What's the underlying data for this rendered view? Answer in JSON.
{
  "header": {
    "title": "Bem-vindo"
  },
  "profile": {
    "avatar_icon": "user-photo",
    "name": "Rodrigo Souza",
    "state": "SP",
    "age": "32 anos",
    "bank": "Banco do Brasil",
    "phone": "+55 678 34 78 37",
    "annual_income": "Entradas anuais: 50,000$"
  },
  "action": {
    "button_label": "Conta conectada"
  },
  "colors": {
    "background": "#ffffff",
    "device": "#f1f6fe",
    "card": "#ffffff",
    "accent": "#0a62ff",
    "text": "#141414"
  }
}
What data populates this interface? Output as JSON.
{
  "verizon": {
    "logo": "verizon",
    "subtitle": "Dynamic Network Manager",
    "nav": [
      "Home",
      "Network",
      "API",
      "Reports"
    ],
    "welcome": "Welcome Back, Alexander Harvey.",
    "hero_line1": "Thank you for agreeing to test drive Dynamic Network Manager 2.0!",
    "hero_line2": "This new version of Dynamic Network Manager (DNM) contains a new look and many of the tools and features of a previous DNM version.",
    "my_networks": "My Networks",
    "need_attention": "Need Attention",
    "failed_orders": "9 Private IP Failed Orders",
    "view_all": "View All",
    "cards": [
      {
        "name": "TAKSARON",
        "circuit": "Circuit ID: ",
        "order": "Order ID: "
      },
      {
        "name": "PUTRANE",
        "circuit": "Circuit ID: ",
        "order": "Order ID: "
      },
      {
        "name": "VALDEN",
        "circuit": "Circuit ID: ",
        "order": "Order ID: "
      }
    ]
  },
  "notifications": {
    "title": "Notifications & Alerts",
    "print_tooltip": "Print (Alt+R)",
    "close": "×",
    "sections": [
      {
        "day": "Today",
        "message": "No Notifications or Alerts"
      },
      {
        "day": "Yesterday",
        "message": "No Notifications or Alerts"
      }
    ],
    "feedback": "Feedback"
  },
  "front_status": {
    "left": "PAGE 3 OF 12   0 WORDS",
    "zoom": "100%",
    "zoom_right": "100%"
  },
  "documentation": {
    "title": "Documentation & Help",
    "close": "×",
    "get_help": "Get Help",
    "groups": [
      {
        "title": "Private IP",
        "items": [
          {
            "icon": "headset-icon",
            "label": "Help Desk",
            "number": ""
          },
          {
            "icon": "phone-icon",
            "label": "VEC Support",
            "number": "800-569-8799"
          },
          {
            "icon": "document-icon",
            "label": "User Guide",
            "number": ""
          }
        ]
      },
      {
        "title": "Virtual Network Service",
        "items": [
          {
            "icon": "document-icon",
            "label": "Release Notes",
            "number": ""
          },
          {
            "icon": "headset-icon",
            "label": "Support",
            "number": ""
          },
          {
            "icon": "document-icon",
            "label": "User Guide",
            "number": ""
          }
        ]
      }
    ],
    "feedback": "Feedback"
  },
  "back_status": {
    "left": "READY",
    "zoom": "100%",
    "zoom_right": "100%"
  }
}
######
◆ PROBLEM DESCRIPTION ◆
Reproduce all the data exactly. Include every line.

◆ YOUR SOLUTION ◆
What's the underlying data for this rendered view? Answer in JSON.
{
  "header": {
    "title": "Bem-vindo"
  },
  "profile": {
    "avatar_icon": "user-photo",
    "name": "Rodrigo Souza",
    "state": "SP",
    "age": "32 anos",
    "bank": "Banco do Brasil",
    "phone": "+55 678 34 78 37",
    "annual_income": "Entradas anuais: 50,000$"
  },
  "action": {
    "button_label": "Conta conectada"
  },
  "colors": {
    "background": "#ffffff",
    "device": "#f1f6fe",
    "card": "#ffffff",
    "accent": "#0a62ff",
    "text": "#141414"
  }
}
What data populates this interface? Output as JSON.
{
  "verizon": {
    "logo": "verizon",
    "subtitle": "Dynamic Network Manager",
    "nav": [
      "Home",
      "Network",
      "API",
      "Reports"
    ],
    "welcome": "Welcome Back, Alexander Harvey.",
    "hero_line1": "Thank you for agreeing to test drive Dynamic Network Manager 2.0!",
    "hero_line2": "This new version of Dynamic Network Manager (DNM) contains a new look and many of the tools and features of a previous DNM version.",
    "my_networks": "My Networks",
    "need_attention": "Need Attention",
    "failed_orders": "9 Private IP Failed Orders",
    "view_all": "View All",
    "cards": [
      {
        "name": "TAKSARON",
        "circuit": "Circuit ID: ",
        "order": "Order ID: "
      },
      {
        "name": "PUTRANE",
        "circuit": "Circuit ID: ",
        "order": "Order ID: "
      },
      {
        "name": "VALDEN",
        "circuit": "Circuit ID: ",
        "order": "Order ID: "
      }
    ]
  },
  "notifications": {
    "title": "Notifications & Alerts",
    "print_tooltip": "Print (Alt+R)",
    "close": "×",
    "sections": [
      {
        "day": "Today",
        "message": "No Notifications or Alerts"
      },
      {
        "day": "Yesterday",
        "message": "No Notifications or Alerts"
      }
    ],
    "feedback": "Feedback"
  },
  "front_status": {
    "left": "PAGE 3 OF 12   0 WORDS",
    "zoom": "100%",
    "zoom_right": "100%"
  },
  "documentation": {
    "title": "Documentation & Help",
    "close": "×",
    "get_help": "Get Help",
    "groups": [
      {
        "title": "Private IP",
        "items": [
          {
            "icon": "headset-icon",
            "label": "Help Desk",
            "number": ""
          },
          {
            "icon": "phone-icon",
            "label": "VEC Support",
            "number": "800-569-8799"
          },
          {
            "icon": "document-icon",
            "label": "User Guide",
            "number": ""
          }
        ]
      },
      {
        "title": "Virtual Network Service",
        "items": [
          {
            "icon": "document-icon",
            "label": "Release Notes",
            "number": ""
          },
          {
            "icon": "headset-icon",
            "label": "Support",
            "number": ""
          },
          {
            "icon": "document-icon",
            "label": "User Guide",
            "number": ""
          }
        ]
      }
    ],
    "feedback": "Feedback"
  },
  "back_status": {
    "left": "READY",
    "zoom": "100%",
    "zoom_right": "100%"
  }
}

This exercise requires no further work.